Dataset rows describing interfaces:
────

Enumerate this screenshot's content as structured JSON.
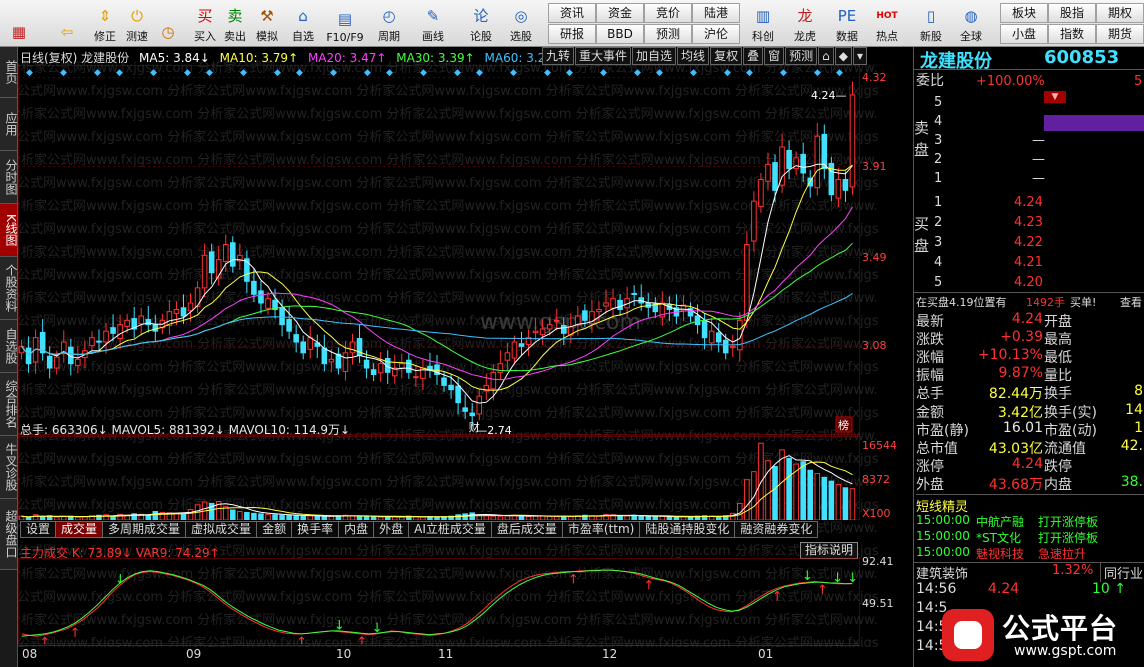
{
  "toolbar": {
    "icon_buttons": [
      {
        "label": "",
        "icon": "layout-grid-icon",
        "glyph": "▦",
        "color": "#c02020"
      },
      {
        "label": "",
        "icon": "back-arrow-icon",
        "glyph": "⇦",
        "color": "#e0a000"
      },
      {
        "label": "修正",
        "icon": "up-down-arrows-icon",
        "glyph": "⇕",
        "color": "#e0a000"
      },
      {
        "label": "测速",
        "icon": "power-icon",
        "glyph": "⏻",
        "color": "#e0a000"
      },
      {
        "label": "",
        "icon": "clock-icon",
        "glyph": "◷",
        "color": "#d07000"
      },
      {
        "label": "买入",
        "icon": "buy-icon",
        "glyph": "买",
        "color": "#e00000"
      },
      {
        "label": "卖出",
        "icon": "sell-icon",
        "glyph": "卖",
        "color": "#008000"
      },
      {
        "label": "模拟",
        "icon": "hammer-icon",
        "glyph": "⚒",
        "color": "#a05000"
      },
      {
        "label": "自选",
        "icon": "home-icon",
        "glyph": "⌂",
        "color": "#2060c0"
      },
      {
        "label": "F10/F9",
        "icon": "f10-icon",
        "glyph": "▤",
        "color": "#2060c0"
      },
      {
        "label": "周期",
        "icon": "period-clock-icon",
        "glyph": "◴",
        "color": "#2060c0"
      },
      {
        "label": "画线",
        "icon": "pencil-icon",
        "glyph": "✎",
        "color": "#2060c0"
      },
      {
        "label": "论股",
        "icon": "discuss-icon",
        "glyph": "论",
        "color": "#2060c0"
      },
      {
        "label": "选股",
        "icon": "screener-icon",
        "glyph": "◎",
        "color": "#2060c0"
      },
      {
        "label": "科创",
        "icon": "kechuang-icon",
        "glyph": "▥",
        "color": "#2060c0"
      },
      {
        "label": "龙虎",
        "icon": "dragon-tiger-icon",
        "glyph": "龙",
        "color": "#c02020"
      },
      {
        "label": "数据",
        "icon": "pe-icon",
        "glyph": "PE",
        "color": "#2060c0"
      },
      {
        "label": "热点",
        "icon": "hotspot-icon",
        "glyph": "HOT",
        "color": "#e00000"
      },
      {
        "label": "新股",
        "icon": "ipo-icon",
        "glyph": "▯",
        "color": "#2060c0"
      },
      {
        "label": "全球",
        "icon": "globe-icon",
        "glyph": "◍",
        "color": "#2060c0"
      }
    ],
    "text_buttons": [
      "资讯",
      "资金",
      "竞价",
      "陆港",
      "研报",
      "BBD",
      "预测",
      "沪伦",
      "板块",
      "股指",
      "期权",
      "小盘",
      "指数",
      "期货"
    ]
  },
  "left_tabs": [
    "首页",
    "应用",
    "分时图",
    "K线图",
    "个股资料",
    "自选股",
    "综合排名",
    "牛叉诊股",
    "超级盘口"
  ],
  "kline": {
    "title": "日线(复权) 龙建股份",
    "ma": [
      {
        "label": "MA5: 3.84↓",
        "color": "#ffffff"
      },
      {
        "label": "MA10: 3.79↑",
        "color": "#ffff40"
      },
      {
        "label": "MA20: 3.47↑",
        "color": "#ff40ff"
      },
      {
        "label": "MA30: 3.39↑",
        "color": "#40ff40"
      },
      {
        "label": "MA60: 3.21↑",
        "color": "#40c0ff"
      }
    ],
    "buttons": [
      "九转",
      "重大事件",
      "加自选",
      "均线",
      "复权",
      "叠",
      "窗",
      "预测"
    ],
    "price_axis": [
      "4.32",
      "3.91",
      "3.49",
      "3.08"
    ],
    "high_label": "4.24",
    "low_label": "2.74",
    "low_tag": "财",
    "bang_tag": "榜",
    "watermark_text": "分析家公式网www.fxjgsw.com",
    "watermark_center": "www.gspt.com"
  },
  "volume": {
    "title": "总手: 663306↓ MAVOL5: 881392↓ MAVOL10: 114.9万↓",
    "axis": [
      "16544",
      "8372",
      "X100"
    ]
  },
  "volume_tabs": [
    "设置",
    "成交量",
    "多周期成交量",
    "虚拟成交量",
    "金额",
    "换手率",
    "内盘",
    "外盘",
    "AI立桩成交量",
    "盘后成交量",
    "市盈率(ttm)",
    "陆股通持股变化",
    "融资融券变化"
  ],
  "indicator": {
    "title": "主力成交 K: 73.89↓ VAR9: 74.29↑",
    "help_button": "指标说明",
    "axis": [
      "92.41",
      "49.51"
    ]
  },
  "x_axis": [
    "08",
    "09",
    "10",
    "11",
    "12",
    "01"
  ],
  "quote": {
    "name": "龙建股份",
    "code": "600853",
    "weibi_label": "委比",
    "weibi_value": "+100.00%",
    "sell_side_label": [
      "卖",
      "盘"
    ],
    "buy_side_label": [
      "买",
      "盘"
    ],
    "sell_levels": [
      {
        "n": "5",
        "price": "",
        "vol": ""
      },
      {
        "n": "4",
        "price": "",
        "vol": ""
      },
      {
        "n": "3",
        "price": "—",
        "vol": ""
      },
      {
        "n": "2",
        "price": "—",
        "vol": ""
      },
      {
        "n": "1",
        "price": "—",
        "vol": ""
      }
    ],
    "buy_levels": [
      {
        "n": "1",
        "price": "4.24"
      },
      {
        "n": "2",
        "price": "4.23"
      },
      {
        "n": "3",
        "price": "4.22"
      },
      {
        "n": "4",
        "price": "4.21"
      },
      {
        "n": "5",
        "price": "4.20"
      }
    ],
    "bid_note": "在买盘4.19位置有",
    "bid_volume": "1492手",
    "bid_action": "买单!",
    "bid_query": "查看",
    "stats": [
      {
        "l": "最新",
        "v": "4.24",
        "c": "red",
        "r": "开盘"
      },
      {
        "l": "涨跌",
        "v": "+0.39",
        "c": "red",
        "r": "最高"
      },
      {
        "l": "涨幅",
        "v": "+10.13%",
        "c": "red",
        "r": "最低"
      },
      {
        "l": "振幅",
        "v": "9.87%",
        "c": "red",
        "r": "量比"
      },
      {
        "l": "总手",
        "v": "82.44万",
        "c": "yellow",
        "r": "换手"
      },
      {
        "l": "金额",
        "v": "3.42亿",
        "c": "yellow",
        "r": "换手(实)"
      },
      {
        "l": "市盈(静)",
        "v": "16.01",
        "c": "white",
        "r": "市盈(动)"
      },
      {
        "l": "总市值",
        "v": "43.03亿",
        "c": "yellow",
        "r": "流通值"
      },
      {
        "l": "涨停",
        "v": "4.24",
        "c": "red",
        "r": "跌停"
      },
      {
        "l": "外盘",
        "v": "43.68万",
        "c": "red",
        "r": "内盘"
      }
    ],
    "stats_right_values": [
      "",
      "",
      "",
      "",
      "8",
      "14",
      "1",
      "42.",
      "",
      ""
    ],
    "inner_value": "38."
  },
  "elves": {
    "title": "短线精灵",
    "rows": [
      {
        "time": "15:00:00",
        "name": "中航产融",
        "event": "打开涨停板"
      },
      {
        "time": "15:00:00",
        "name": "*ST文化",
        "event": "打开涨停板"
      },
      {
        "time": "15:00:00",
        "name": "魅视科技",
        "event": "急速拉升"
      }
    ]
  },
  "sector": {
    "name": "建筑装饰",
    "change": "1.32%",
    "rank_label": "同行业"
  },
  "ticks": [
    {
      "time": "14:56",
      "price": "4.24",
      "vol": "10"
    },
    {
      "time": "14:5",
      "": "",
      "price": "",
      "vol": ""
    },
    {
      "time": "14:5",
      "price": "",
      "vol": ""
    },
    {
      "time": "14:5",
      "price": "",
      "vol": ""
    }
  ],
  "logo": {
    "text": "公式平台",
    "url": "www.gspt.com"
  },
  "chart_data": {
    "type": "candlestick",
    "price_axis": [
      4.32,
      3.91,
      3.49,
      3.08
    ],
    "volume_axis": [
      16544,
      8372
    ],
    "indicator_axis": [
      92.41,
      49.51
    ],
    "high": 4.24,
    "low": 2.74,
    "last": {
      "MA5": 3.84,
      "MA10": 3.79,
      "MA20": 3.47,
      "MA30": 3.39,
      "MA60": 3.21
    },
    "close": [
      3.08,
      3.0,
      3.12,
      3.05,
      2.98,
      3.03,
      3.1,
      3.0,
      3.02,
      3.06,
      3.12,
      3.1,
      3.15,
      3.14,
      3.18,
      3.2,
      3.16,
      3.22,
      3.18,
      3.15,
      3.2,
      3.24,
      3.25,
      3.22,
      3.28,
      3.35,
      3.5,
      3.42,
      3.48,
      3.55,
      3.45,
      3.5,
      3.38,
      3.32,
      3.28,
      3.3,
      3.25,
      3.18,
      3.15,
      3.1,
      3.05,
      3.12,
      3.08,
      3.0,
      3.02,
      2.98,
      3.05,
      3.1,
      3.04,
      2.98,
      2.95,
      3.0,
      2.96,
      2.98,
      3.0,
      2.96,
      2.94,
      2.98,
      2.97,
      2.95,
      2.9,
      2.88,
      2.82,
      2.78,
      2.76,
      2.85,
      2.9,
      2.96,
      3.0,
      3.05,
      3.1,
      3.08,
      3.12,
      3.15,
      3.16,
      3.18,
      3.2,
      3.14,
      3.17,
      3.22,
      3.2,
      3.24,
      3.25,
      3.28,
      3.3,
      3.25,
      3.3,
      3.32,
      3.28,
      3.26,
      3.24,
      3.28,
      3.25,
      3.22,
      3.27,
      3.22,
      3.18,
      3.12,
      3.15,
      3.1,
      3.05,
      3.08,
      3.2,
      3.55,
      3.75,
      3.85,
      3.92,
      3.8,
      4.0,
      3.9,
      3.95,
      3.88,
      3.82,
      4.05,
      3.9,
      3.78,
      3.85,
      3.8,
      4.24
    ],
    "volume": [
      0.8,
      0.5,
      1.1,
      0.7,
      0.9,
      0.6,
      0.7,
      0.8,
      0.6,
      0.7,
      0.9,
      1.0,
      1.1,
      0.8,
      1.2,
      1.0,
      1.3,
      1.2,
      1.0,
      1.8,
      1.6,
      1.5,
      1.4,
      1.3,
      2.2,
      3.2,
      3.8,
      3.5,
      3.9,
      2.8,
      2.1,
      1.8,
      1.6,
      1.4,
      1.3,
      1.2,
      1.1,
      1.0,
      1.0,
      0.9,
      0.8,
      0.9,
      0.8,
      0.7,
      0.8,
      0.9,
      1.0,
      0.9,
      0.8,
      0.7,
      0.7,
      0.6,
      0.7,
      0.7,
      0.6,
      0.8,
      0.7,
      0.6,
      0.7,
      0.6,
      0.7,
      0.8,
      1.1,
      1.3,
      1.5,
      1.0,
      0.9,
      0.8,
      0.8,
      0.9,
      1.0,
      0.8,
      0.7,
      0.8,
      0.9,
      0.8,
      0.7,
      0.8,
      0.7,
      0.9,
      1.0,
      0.9,
      0.8,
      1.2,
      1.1,
      0.8,
      0.9,
      1.0,
      0.8,
      0.7,
      0.7,
      0.8,
      0.7,
      0.6,
      0.7,
      0.7,
      0.8,
      0.9,
      0.8,
      0.7,
      0.9,
      1.4,
      3.5,
      8.5,
      10.2,
      16.2,
      12.5,
      11.3,
      14.8,
      13.0,
      11.8,
      12.3,
      10.5,
      9.8,
      9.0,
      8.2,
      7.5,
      6.8,
      6.6
    ],
    "indicator_K": [
      8,
      6,
      5,
      7,
      9,
      12,
      15,
      20,
      26,
      34,
      42,
      52,
      63,
      72,
      80,
      86,
      89,
      90,
      89,
      87,
      85,
      82,
      79,
      75,
      70,
      63,
      55,
      47,
      40,
      34,
      28,
      23,
      18,
      14,
      11,
      9,
      8,
      8,
      9,
      10,
      11,
      12,
      11,
      10,
      9,
      8,
      7,
      8,
      10,
      12,
      11,
      9,
      8,
      7,
      6,
      7,
      9,
      12,
      16,
      22,
      30,
      39,
      48,
      57,
      65,
      72,
      78,
      82,
      85,
      87,
      88,
      89,
      90,
      90,
      91,
      91,
      92,
      92,
      92,
      91,
      90,
      88,
      85,
      82,
      80,
      78,
      75,
      70,
      64,
      57,
      50,
      44,
      40,
      38,
      37,
      40,
      45,
      52,
      58,
      64,
      68,
      71,
      73,
      75,
      76,
      77,
      76,
      75,
      74,
      74,
      73.89
    ],
    "indicator_VAR9": [
      5,
      6,
      7,
      8,
      10,
      13,
      17,
      22,
      29,
      37,
      46,
      56,
      66,
      75,
      82,
      87,
      90,
      91,
      90,
      88,
      86,
      83,
      80,
      76,
      72,
      66,
      58,
      50,
      43,
      37,
      31,
      26,
      21,
      17,
      13,
      11,
      9,
      8,
      9,
      10,
      11,
      12,
      12,
      11,
      10,
      9,
      8,
      9,
      10,
      11,
      11,
      10,
      9,
      8,
      7,
      8,
      9,
      11,
      14,
      19,
      26,
      34,
      43,
      52,
      60,
      67,
      73,
      78,
      82,
      85,
      87,
      88,
      89,
      90,
      90,
      91,
      91,
      92,
      92,
      91,
      90,
      89,
      87,
      84,
      81,
      79,
      76,
      72,
      66,
      60,
      54,
      48,
      43,
      40,
      38,
      39,
      43,
      49,
      55,
      61,
      66,
      70,
      72,
      74,
      75,
      76,
      76,
      75,
      75,
      74,
      74.29
    ]
  }
}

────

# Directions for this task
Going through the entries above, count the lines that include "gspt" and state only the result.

# Your solution
2